## ACTIVITY
Nothing but the pictures should go missing; return all the entries below exactly.

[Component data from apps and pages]
━━━━━━━━━━━━━━━━━━━━

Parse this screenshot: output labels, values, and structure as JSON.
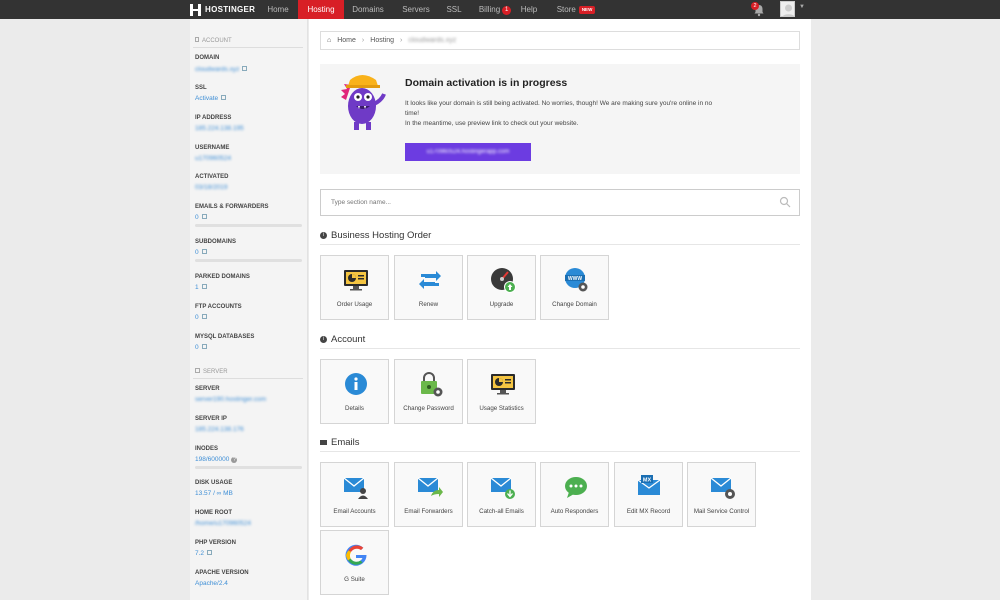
{
  "brand": "HOSTINGER",
  "nav": {
    "home": "Home",
    "hosting": "Hosting",
    "domains": "Domains",
    "servers": "Servers",
    "ssl": "SSL",
    "billing": "Billing",
    "billing_badge": "1",
    "help": "Help",
    "store": "Store",
    "store_badge": "NEW",
    "notifications_badge": "2"
  },
  "sidebar": {
    "account_section": "ACCOUNT",
    "domain_label": "DOMAIN",
    "domain_value": "cloudwards.xyz",
    "ssl_label": "SSL",
    "ssl_value": "Activate",
    "ip_label": "IP ADDRESS",
    "ip_value": "185.224.138.195",
    "username_label": "USERNAME",
    "username_value": "u170960524",
    "activated_label": "ACTIVATED",
    "activated_value": "03/18/2019",
    "emails_label": "EMAILS & FORWARDERS",
    "emails_value": "0",
    "subdomains_label": "SUBDOMAINS",
    "subdomains_value": "0",
    "parked_label": "PARKED DOMAINS",
    "parked_value": "1",
    "ftp_label": "FTP ACCOUNTS",
    "ftp_value": "0",
    "mysql_label": "MYSQL DATABASES",
    "mysql_value": "0",
    "server_section": "SERVER",
    "server_label": "SERVER",
    "server_value": "server190.hostinger.com",
    "server_ip_label": "SERVER IP",
    "server_ip_value": "185.224.138.176",
    "inodes_label": "INODES",
    "inodes_value": "198/600000",
    "disk_label": "DISK USAGE",
    "disk_value": "13.57 / ∞ MB",
    "home_root_label": "HOME ROOT",
    "home_root_value": "/home/u170960524",
    "php_label": "PHP VERSION",
    "php_value": "7.2",
    "apache_label": "APACHE VERSION",
    "apache_value": "Apache/2.4"
  },
  "breadcrumb": {
    "home": "Home",
    "hosting": "Hosting",
    "domain": "cloudwards.xyz"
  },
  "banner": {
    "title": "Domain activation is in progress",
    "line1": "It looks like your domain is still being activated. No worries, though! We are making sure you're online in no time!",
    "line2": "In the meantime, use preview link to check out your website.",
    "preview_link": "u170960524.hostingerapp.com"
  },
  "search": {
    "placeholder": "Type section name..."
  },
  "sections": {
    "order": "Business Hosting Order",
    "account": "Account",
    "emails": "Emails"
  },
  "tiles": {
    "order_usage": "Order Usage",
    "renew": "Renew",
    "upgrade": "Upgrade",
    "change_domain": "Change Domain",
    "details": "Details",
    "change_password": "Change Password",
    "usage_statistics": "Usage Statistics",
    "email_accounts": "Email Accounts",
    "email_forwarders": "Email Forwarders",
    "catch_all": "Catch-all Emails",
    "auto_responders": "Auto Responders",
    "edit_mx": "Edit MX Record",
    "mail_service": "Mail Service Control",
    "g_suite": "G Suite"
  },
  "colors": {
    "nav_bg": "#333333",
    "accent_red": "#d81f26",
    "brand_purple": "#6c3ce1",
    "link_blue": "#3f8fd6"
  }
}
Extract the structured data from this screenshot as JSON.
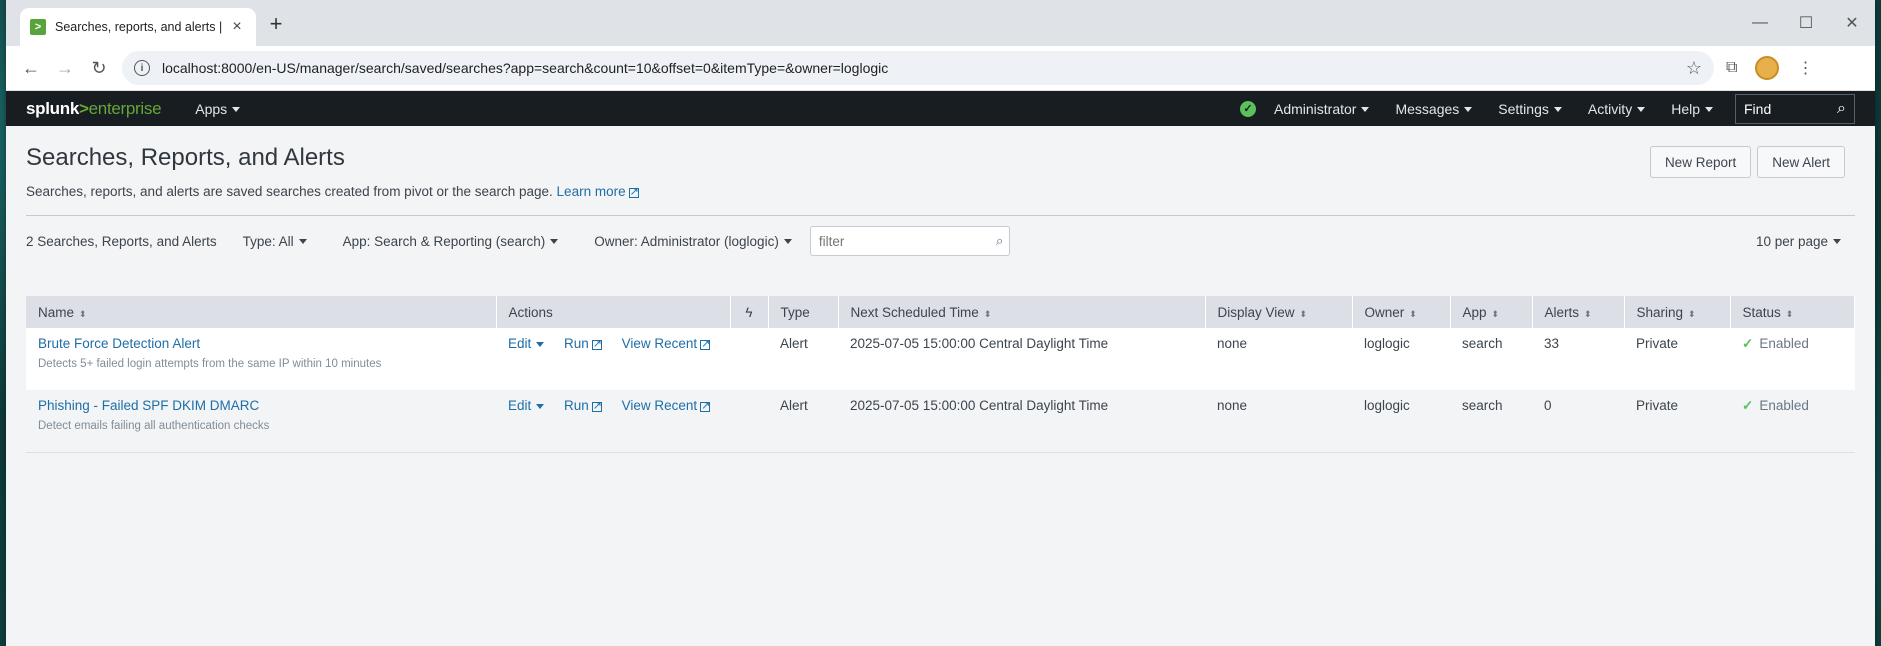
{
  "browser": {
    "tab_title": "Searches, reports, and alerts | Sp",
    "url": "localhost:8000/en-US/manager/search/saved/searches?app=search&count=10&offset=0&itemType=&owner=loglogic"
  },
  "splunk_bar": {
    "logo_left": "splunk",
    "logo_gt": ">",
    "logo_right": "enterprise",
    "apps": "Apps",
    "administrator": "Administrator",
    "messages": "Messages",
    "settings": "Settings",
    "activity": "Activity",
    "help": "Help",
    "find": "Find"
  },
  "page": {
    "title": "Searches, Reports, and Alerts",
    "description": "Searches, reports, and alerts are saved searches created from pivot or the search page.",
    "learn_more": "Learn more",
    "new_report": "New Report",
    "new_alert": "New Alert"
  },
  "filters": {
    "count": "2 Searches, Reports, and Alerts",
    "type": "Type: All",
    "app": "App: Search & Reporting (search)",
    "owner": "Owner: Administrator (loglogic)",
    "filter_placeholder": "filter",
    "per_page": "10 per page"
  },
  "table": {
    "headers": [
      "Name",
      "Actions",
      "Type",
      "Next Scheduled Time",
      "Display View",
      "Owner",
      "App",
      "Alerts",
      "Sharing",
      "Status"
    ],
    "actions": {
      "edit": "Edit",
      "run": "Run",
      "view_recent": "View Recent"
    },
    "rows": [
      {
        "name": "Brute Force Detection Alert",
        "description": "Detects 5+ failed login attempts from the same IP within 10 minutes",
        "type": "Alert",
        "next_scheduled": "2025-07-05 15:00:00 Central Daylight Time",
        "display_view": "none",
        "owner": "loglogic",
        "app": "search",
        "alerts": "33",
        "sharing": "Private",
        "status": "Enabled"
      },
      {
        "name": "Phishing - Failed SPF DKIM DMARC",
        "description": "Detect emails failing all authentication checks",
        "type": "Alert",
        "next_scheduled": "2025-07-05 15:00:00 Central Daylight Time",
        "display_view": "none",
        "owner": "loglogic",
        "app": "search",
        "alerts": "0",
        "sharing": "Private",
        "status": "Enabled"
      }
    ]
  }
}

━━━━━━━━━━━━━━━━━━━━

## RESPONSE
Parse this screenshot: output labels, values, and structure as JSON.
{
  "brand": "HOSTINGER",
  "nav": {
    "home": "Home",
    "hosting": "Hosting",
    "domains": "Domains",
    "servers": "Servers",
    "ssl": "SSL",
    "billing": "Billing",
    "billing_badge": "1",
    "help": "Help",
    "store": "Store",
    "store_badge": "NEW",
    "notifications_badge": "2"
  },
  "sidebar": {
    "account_section": "ACCOUNT",
    "domain_label": "DOMAIN",
    "domain_value": "cloudwards.xyz",
    "ssl_label": "SSL",
    "ssl_value": "Activate",
    "ip_label": "IP ADDRESS",
    "ip_value": "185.224.138.195",
    "username_label": "USERNAME",
    "username_value": "u170960524",
    "activated_label": "ACTIVATED",
    "activated_value": "03/18/2019",
    "emails_label": "EMAILS & FORWARDERS",
    "emails_value": "0",
    "subdomains_label": "SUBDOMAINS",
    "subdomains_value": "0",
    "parked_label": "PARKED DOMAINS",
    "parked_value": "1",
    "ftp_label": "FTP ACCOUNTS",
    "ftp_value": "0",
    "mysql_label": "MYSQL DATABASES",
    "mysql_value": "0",
    "server_section": "SERVER",
    "server_label": "SERVER",
    "server_value": "server190.hostinger.com",
    "server_ip_label": "SERVER IP",
    "server_ip_value": "185.224.138.176",
    "inodes_label": "INODES",
    "inodes_value": "198/600000",
    "disk_label": "DISK USAGE",
    "disk_value": "13.57 / ∞ MB",
    "home_root_label": "HOME ROOT",
    "home_root_value": "/home/u170960524",
    "php_label": "PHP VERSION",
    "php_value": "7.2",
    "apache_label": "APACHE VERSION",
    "apache_value": "Apache/2.4"
  },
  "breadcrumb": {
    "home": "Home",
    "hosting": "Hosting",
    "domain": "cloudwards.xyz"
  },
  "banner": {
    "title": "Domain activation is in progress",
    "line1": "It looks like your domain is still being activated. No worries, though! We are making sure you're online in no time!",
    "line2": "In the meantime, use preview link to check out your website.",
    "preview_link": "u170960524.hostingerapp.com"
  },
  "search": {
    "placeholder": "Type section name..."
  },
  "sections": {
    "order": "Business Hosting Order",
    "account": "Account",
    "emails": "Emails"
  },
  "tiles": {
    "order_usage": "Order Usage",
    "renew": "Renew",
    "upgrade": "Upgrade",
    "change_domain": "Change Domain",
    "details": "Details",
    "change_password": "Change Password",
    "usage_statistics": "Usage Statistics",
    "email_accounts": "Email Accounts",
    "email_forwarders": "Email Forwarders",
    "catch_all": "Catch-all Emails",
    "auto_responders": "Auto Responders",
    "edit_mx": "Edit MX Record",
    "mail_service": "Mail Service Control",
    "g_suite": "G Suite"
  },
  "colors": {
    "nav_bg": "#333333",
    "accent_red": "#d81f26",
    "brand_purple": "#6c3ce1",
    "link_blue": "#3f8fd6"
  }
}
Extract the structured data from this screenshot as JSON.
{
  "browser": {
    "tab_title": "Searches, reports, and alerts | Sp",
    "url": "localhost:8000/en-US/manager/search/saved/searches?app=search&count=10&offset=0&itemType=&owner=loglogic"
  },
  "splunk_bar": {
    "logo_left": "splunk",
    "logo_gt": ">",
    "logo_right": "enterprise",
    "apps": "Apps",
    "administrator": "Administrator",
    "messages": "Messages",
    "settings": "Settings",
    "activity": "Activity",
    "help": "Help",
    "find": "Find"
  },
  "page": {
    "title": "Searches, Reports, and Alerts",
    "description": "Searches, reports, and alerts are saved searches created from pivot or the search page.",
    "learn_more": "Learn more",
    "new_report": "New Report",
    "new_alert": "New Alert"
  },
  "filters": {
    "count": "2 Searches, Reports, and Alerts",
    "type": "Type: All",
    "app": "App: Search & Reporting (search)",
    "owner": "Owner: Administrator (loglogic)",
    "filter_placeholder": "filter",
    "per_page": "10 per page"
  },
  "table": {
    "headers": [
      "Name",
      "Actions",
      "Type",
      "Next Scheduled Time",
      "Display View",
      "Owner",
      "App",
      "Alerts",
      "Sharing",
      "Status"
    ],
    "actions": {
      "edit": "Edit",
      "run": "Run",
      "view_recent": "View Recent"
    },
    "rows": [
      {
        "name": "Brute Force Detection Alert",
        "description": "Detects 5+ failed login attempts from the same IP within 10 minutes",
        "type": "Alert",
        "next_scheduled": "2025-07-05 15:00:00 Central Daylight Time",
        "display_view": "none",
        "owner": "loglogic",
        "app": "search",
        "alerts": "33",
        "sharing": "Private",
        "status": "Enabled"
      },
      {
        "name": "Phishing - Failed SPF DKIM DMARC",
        "description": "Detect emails failing all authentication checks",
        "type": "Alert",
        "next_scheduled": "2025-07-05 15:00:00 Central Daylight Time",
        "display_view": "none",
        "owner": "loglogic",
        "app": "search",
        "alerts": "0",
        "sharing": "Private",
        "status": "Enabled"
      }
    ]
  }
}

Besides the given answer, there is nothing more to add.